Federal Correction Institution, Danbury, CT
Life Behind… Not Bars, but Beige Walls
The prison where Piper is held has an official website, but Piper Kerman's book tells us more about this institution than the website would ever care to reveal.
Danbury is a place where someone could put a lock in a sock and beat you senseless with it, but that doesn't mean they do. Prison is mostly just Boring, with a capital B. There's lots and lots of paperwork, and nothing happens quickly.
When Piper first gets to prison, we tour the place alongside her. She learns about the gross prison food, like the pudding that "comes out of cans marked DESERT STORM" (4.70), and the segregated nature of the sleeping arrangements: "A Dorm was known as 'the Suburbs,' B Dorm was dubbed 'the Ghetto,' and C Dorm was 'Spanish Harlem'" (4.75). Someone even illustrates cubicle name tags, making the place seem like the most racist college dorm on move-in day. The living arrangements basically mimic the segregated nature of some cities. Piper observes:
There is basically a revolving door between our urban and rural ghettos and the formal ghetto of our prison system. (13.44)
It's not all bad, though—there's a program called Puppies Behind Bars, where prisoners help train service dogs—but it is, like, ninety-eight percent bad. The longer Piper is there, the more she realizes how flawed the U.S. prison system is. "Two-thirds of all released prisoners are locked up again" (8.57), but the prison does nothing to help its prisoners acclimate to society. She's angry about it, saying:
I grieved angrily over the insanity of locking up children, and then returning them to neighborhoods that were more desperate and dangerous than jails. (16.24)
Which is why she now devotes her life to prison reform.
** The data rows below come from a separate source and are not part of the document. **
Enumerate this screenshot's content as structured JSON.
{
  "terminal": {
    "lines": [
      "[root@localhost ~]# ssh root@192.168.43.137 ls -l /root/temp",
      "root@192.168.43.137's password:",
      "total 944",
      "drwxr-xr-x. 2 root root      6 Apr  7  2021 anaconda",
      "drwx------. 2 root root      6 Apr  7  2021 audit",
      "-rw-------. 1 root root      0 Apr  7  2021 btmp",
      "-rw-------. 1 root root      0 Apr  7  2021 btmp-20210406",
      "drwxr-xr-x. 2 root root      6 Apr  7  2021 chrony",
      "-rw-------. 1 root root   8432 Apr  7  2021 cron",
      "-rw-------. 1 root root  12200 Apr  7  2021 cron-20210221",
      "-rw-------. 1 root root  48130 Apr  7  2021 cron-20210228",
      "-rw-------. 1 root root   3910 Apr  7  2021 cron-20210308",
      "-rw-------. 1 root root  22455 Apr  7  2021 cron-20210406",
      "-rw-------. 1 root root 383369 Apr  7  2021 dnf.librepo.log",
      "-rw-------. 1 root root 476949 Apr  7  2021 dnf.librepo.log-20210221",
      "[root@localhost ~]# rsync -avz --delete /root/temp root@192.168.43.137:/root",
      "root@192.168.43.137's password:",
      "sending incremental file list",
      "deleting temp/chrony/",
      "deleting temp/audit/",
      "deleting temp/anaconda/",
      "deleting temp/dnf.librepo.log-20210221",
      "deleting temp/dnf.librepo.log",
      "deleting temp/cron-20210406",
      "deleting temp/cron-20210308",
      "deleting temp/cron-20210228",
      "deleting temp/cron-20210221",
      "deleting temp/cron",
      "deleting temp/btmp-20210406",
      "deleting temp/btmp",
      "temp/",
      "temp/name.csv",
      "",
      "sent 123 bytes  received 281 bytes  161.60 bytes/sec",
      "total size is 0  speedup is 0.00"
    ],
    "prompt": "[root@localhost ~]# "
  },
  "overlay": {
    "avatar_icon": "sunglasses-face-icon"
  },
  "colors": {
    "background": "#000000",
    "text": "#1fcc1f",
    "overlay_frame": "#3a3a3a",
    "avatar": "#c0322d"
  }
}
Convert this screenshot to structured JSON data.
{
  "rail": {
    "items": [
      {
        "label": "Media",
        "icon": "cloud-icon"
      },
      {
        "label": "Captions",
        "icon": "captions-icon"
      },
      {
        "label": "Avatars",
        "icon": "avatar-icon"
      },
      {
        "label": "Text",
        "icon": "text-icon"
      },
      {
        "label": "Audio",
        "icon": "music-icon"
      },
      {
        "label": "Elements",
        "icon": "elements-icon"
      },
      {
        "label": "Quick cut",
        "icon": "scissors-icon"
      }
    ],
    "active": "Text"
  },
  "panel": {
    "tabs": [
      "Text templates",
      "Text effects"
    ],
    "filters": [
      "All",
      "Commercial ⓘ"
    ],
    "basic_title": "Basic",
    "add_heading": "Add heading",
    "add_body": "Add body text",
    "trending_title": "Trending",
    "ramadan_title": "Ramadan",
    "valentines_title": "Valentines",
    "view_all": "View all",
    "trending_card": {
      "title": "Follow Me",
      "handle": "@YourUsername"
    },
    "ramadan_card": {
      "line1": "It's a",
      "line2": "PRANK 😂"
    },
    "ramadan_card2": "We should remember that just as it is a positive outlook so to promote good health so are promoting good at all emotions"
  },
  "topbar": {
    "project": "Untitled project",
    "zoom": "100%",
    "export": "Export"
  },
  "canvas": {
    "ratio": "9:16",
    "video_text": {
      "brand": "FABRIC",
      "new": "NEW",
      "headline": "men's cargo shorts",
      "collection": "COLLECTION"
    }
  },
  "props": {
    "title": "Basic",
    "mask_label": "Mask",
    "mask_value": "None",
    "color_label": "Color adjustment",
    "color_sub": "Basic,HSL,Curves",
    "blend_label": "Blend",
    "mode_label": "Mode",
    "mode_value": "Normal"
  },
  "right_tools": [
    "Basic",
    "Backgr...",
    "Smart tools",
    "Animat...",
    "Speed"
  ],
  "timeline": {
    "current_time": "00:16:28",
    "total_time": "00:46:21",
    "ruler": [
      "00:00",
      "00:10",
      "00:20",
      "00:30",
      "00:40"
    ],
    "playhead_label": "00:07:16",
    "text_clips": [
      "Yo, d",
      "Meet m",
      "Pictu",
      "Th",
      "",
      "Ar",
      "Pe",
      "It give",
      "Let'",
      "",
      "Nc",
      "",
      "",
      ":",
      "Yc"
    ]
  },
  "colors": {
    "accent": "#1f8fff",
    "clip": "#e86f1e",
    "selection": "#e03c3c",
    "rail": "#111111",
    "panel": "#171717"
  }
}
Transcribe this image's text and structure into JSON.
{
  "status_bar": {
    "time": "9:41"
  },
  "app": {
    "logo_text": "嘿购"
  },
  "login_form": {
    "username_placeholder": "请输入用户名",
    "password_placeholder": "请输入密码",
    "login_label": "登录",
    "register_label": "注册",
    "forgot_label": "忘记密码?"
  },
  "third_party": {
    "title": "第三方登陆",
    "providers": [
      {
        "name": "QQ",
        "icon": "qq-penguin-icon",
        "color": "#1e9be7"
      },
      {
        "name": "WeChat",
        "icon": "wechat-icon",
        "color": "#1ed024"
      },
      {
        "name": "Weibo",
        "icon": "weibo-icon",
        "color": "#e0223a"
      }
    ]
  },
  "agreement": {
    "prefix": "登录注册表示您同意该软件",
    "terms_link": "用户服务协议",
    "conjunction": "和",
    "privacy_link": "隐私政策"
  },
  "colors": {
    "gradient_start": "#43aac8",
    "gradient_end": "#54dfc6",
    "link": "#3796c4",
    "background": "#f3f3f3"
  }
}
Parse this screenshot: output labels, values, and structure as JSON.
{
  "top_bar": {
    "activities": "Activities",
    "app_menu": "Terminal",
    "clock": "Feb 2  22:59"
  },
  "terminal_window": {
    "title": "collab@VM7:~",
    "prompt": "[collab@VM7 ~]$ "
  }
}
In the end, Piper states, "You come in alone and you walk out alone" (18.101), which kind of makes jail the bleakest metaphor for life we've ever read.